Adelaide Ristori Farewell: Asylum for the Children of the Italian Soldiers Benefit

Event Information

Steinway Hall

Proprietor / Lessee:
Jacob Grau

Paolo Giorza

Price: $.50

Event Type:
Chamber (includes Solo)

Record Information


Last Updated:
29 June 2018

Performance Date(s) and Time(s)

07 Jun 1868, 8:00 PM

Program Details

Includes recitations by Ristori: Borghi’s poem “To the Virgin,” “Meeting of the two queens,” from Schiller’s Maria Stuart, and Schiller’s “Les Adieux de Jeanne d’Arc.”

Performers and/or Works Performed

Composer(s): Unknown composer
Participants:  Adelaide Ristori
Composer(s): Rossini
Participants:  Eliza [contralto] Lumley


Advertisement: New-York Times, 03 June 1868, 7.
Announcement: New York Herald, 04 June 1868, 4.
Advertisement: New York Herald, 06 June 1868.

Includes program of readings; ad promises “declamatory readings and also vocal musical illustrations by Mme Adelaide Ristori”).

Announcement: New-York Times, 06 June 1868, 4.
Review: New York Herald, 08 June 1868, 4.

“. . . Madame Adelaide Ristori gave a grand soirée of sacred, dramatic and declamatory readings, with a semi-concert, in which Madame Lumley, the celebrated contralto . . . took part.  Madame Ristori recited a poem by Borghi entitled ‘To the Virgin Mary,’ last scene from the third act of Schiller’s ‘Marie Stuart,’ ‘Les Adieux de Jeanne d’Arc,’ by the same author, and an Italian song which she rendered with a sweet, cultivated voice. Madame Lumley fully sustained her high reputation as a vocalist in a cavatina from Rossini’s ‘Stabat Mater,’ and was received with enthusiasm. The soirée was a fitting close to the long season of musical entertainments at this beautiful ball.”

Review: Courrier des États-Unis, 09 June 1868.

“Mme Ristori has definitely finished her career in New York. Last Sunday [review says Friday, which is incorrect] she appeared at Steinway Hall in a dramatico-musical soirée given as a benefit for a charity. It couldn’t have been a better ending, and the memory that the talented artist leaves behind will remain illuminated by the halo of the woman with a heart.

“Mme Ristori was accompanied, in this farewell event, by several artists of merit, among others MM Paolo Giorza, Giovanni Aberle, and Cesar Alard. M. Giorza had given, a few days previously, at the seat of the Conservatory of Music, on 5th Avenue, an almost intimate concert which had great success, and whose subtlety will stay in memory, in the midst of very noisy entertainments that show off pompously every day, and that leave only an ephemeral echo.
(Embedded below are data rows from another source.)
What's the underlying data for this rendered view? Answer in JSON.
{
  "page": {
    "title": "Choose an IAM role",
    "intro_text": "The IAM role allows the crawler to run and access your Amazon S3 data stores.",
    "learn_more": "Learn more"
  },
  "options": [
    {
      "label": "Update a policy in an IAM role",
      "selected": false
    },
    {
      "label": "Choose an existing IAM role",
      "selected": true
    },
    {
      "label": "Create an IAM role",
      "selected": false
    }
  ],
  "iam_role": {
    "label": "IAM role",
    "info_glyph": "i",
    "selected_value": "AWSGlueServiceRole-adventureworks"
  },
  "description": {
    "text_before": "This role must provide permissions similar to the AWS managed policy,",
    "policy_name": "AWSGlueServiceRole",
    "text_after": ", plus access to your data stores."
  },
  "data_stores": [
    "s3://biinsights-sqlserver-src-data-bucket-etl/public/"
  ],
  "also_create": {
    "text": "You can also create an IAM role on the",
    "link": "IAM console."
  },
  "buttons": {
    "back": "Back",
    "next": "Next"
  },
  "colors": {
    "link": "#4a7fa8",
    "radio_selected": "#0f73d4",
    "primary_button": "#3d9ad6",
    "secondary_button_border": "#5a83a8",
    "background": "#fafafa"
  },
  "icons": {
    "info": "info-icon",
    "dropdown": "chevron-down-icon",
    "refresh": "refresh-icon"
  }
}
We heard with real surprise some yong people from the world of song with true artistic talent, among others the two young ladies Annie and Fanny Powell, daughters of one of the most distinguished painters of the American school; and also a young Miss M. Pitkin, who could, if she wished, scale the difficult summits of renown. As for the [established] artists, they have names that always make for a good programme. Giorza is probably the best accompanist and most energetic pianist that there may be in the United States. He could also be one of the most accomplished performers if he wanted to be a soloist; but he composes, and above all he teaches and he has everything that he needs—he’s proved that every day—to train first-class students. Massimiliani sang, Fossati and Gariboldi sang, and Camilla Urso played the violin. After that, nothing was left undone.”